▶ **ASSIGNMENT**
Go line by line through the data below and count those that hold "location". Return only the number.
SOURCE RECORDS START
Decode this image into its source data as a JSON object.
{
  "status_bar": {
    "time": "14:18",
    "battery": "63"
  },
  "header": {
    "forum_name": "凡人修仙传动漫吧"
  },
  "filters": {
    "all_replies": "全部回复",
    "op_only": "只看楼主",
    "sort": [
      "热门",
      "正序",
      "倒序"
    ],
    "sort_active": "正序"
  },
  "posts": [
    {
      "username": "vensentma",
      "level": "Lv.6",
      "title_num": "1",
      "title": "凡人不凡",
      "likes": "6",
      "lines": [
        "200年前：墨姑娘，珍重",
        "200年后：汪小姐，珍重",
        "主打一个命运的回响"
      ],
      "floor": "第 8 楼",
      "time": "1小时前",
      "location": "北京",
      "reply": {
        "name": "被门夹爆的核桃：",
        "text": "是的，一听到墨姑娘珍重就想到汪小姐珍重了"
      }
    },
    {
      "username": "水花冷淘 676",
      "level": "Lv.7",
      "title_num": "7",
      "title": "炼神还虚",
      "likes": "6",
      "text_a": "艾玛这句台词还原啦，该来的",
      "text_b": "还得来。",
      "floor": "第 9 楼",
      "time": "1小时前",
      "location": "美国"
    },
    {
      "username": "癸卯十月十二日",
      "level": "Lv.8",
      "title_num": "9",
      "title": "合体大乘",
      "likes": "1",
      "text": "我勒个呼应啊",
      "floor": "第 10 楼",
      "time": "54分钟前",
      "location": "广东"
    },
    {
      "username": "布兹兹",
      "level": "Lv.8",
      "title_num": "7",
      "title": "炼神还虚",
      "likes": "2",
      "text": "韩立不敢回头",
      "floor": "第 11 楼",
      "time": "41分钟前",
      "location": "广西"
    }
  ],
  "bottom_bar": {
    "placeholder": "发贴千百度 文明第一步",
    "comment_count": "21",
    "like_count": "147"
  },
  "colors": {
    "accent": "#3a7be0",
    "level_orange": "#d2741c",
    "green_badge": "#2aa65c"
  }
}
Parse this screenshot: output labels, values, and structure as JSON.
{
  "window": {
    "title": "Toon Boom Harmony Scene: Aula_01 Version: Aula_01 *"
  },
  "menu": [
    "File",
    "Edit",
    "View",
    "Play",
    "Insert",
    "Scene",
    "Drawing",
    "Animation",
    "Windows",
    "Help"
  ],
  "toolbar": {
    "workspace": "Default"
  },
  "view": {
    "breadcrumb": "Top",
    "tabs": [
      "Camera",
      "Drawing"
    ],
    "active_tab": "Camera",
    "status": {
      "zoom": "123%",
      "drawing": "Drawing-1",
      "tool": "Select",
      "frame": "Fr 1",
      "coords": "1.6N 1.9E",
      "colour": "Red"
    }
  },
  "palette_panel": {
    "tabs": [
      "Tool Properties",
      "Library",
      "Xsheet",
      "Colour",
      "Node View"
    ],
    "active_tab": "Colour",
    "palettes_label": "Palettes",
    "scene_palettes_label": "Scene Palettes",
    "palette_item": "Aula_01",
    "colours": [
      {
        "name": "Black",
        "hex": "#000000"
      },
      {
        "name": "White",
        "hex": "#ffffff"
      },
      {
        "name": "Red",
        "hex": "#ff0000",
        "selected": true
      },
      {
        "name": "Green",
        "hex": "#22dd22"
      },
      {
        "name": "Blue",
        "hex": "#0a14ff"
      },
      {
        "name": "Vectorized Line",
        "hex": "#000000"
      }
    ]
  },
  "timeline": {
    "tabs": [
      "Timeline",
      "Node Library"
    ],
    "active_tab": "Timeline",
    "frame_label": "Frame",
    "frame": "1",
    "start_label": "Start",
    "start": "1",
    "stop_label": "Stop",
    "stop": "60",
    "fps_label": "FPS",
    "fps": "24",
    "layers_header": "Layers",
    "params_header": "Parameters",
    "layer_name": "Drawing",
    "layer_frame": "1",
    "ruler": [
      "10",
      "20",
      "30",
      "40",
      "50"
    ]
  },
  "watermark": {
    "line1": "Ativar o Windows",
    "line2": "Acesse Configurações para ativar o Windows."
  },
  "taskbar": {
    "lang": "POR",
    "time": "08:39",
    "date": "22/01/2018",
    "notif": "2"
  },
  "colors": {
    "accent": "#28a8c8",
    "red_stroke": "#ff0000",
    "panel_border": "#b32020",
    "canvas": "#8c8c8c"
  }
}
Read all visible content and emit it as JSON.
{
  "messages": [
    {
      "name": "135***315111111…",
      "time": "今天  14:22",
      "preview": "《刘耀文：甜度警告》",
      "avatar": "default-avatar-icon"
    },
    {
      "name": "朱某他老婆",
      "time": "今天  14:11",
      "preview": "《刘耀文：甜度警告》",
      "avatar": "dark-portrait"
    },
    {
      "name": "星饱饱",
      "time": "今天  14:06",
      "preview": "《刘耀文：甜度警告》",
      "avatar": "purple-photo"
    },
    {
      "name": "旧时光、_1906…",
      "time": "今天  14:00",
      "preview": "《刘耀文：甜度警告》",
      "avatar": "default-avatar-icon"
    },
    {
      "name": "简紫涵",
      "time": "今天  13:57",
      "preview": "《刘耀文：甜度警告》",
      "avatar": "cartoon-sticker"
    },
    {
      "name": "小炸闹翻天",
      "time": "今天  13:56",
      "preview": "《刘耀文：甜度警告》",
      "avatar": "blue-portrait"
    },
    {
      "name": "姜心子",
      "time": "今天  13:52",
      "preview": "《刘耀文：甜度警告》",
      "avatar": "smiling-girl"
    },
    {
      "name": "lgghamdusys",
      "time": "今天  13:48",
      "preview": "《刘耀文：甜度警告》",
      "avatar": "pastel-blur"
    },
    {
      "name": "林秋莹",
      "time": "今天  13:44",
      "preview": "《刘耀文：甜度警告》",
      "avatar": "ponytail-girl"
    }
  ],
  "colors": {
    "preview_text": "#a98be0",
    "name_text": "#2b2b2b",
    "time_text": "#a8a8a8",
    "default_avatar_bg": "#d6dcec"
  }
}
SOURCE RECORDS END
▶ **RESPONSE TO THIS TASK**
4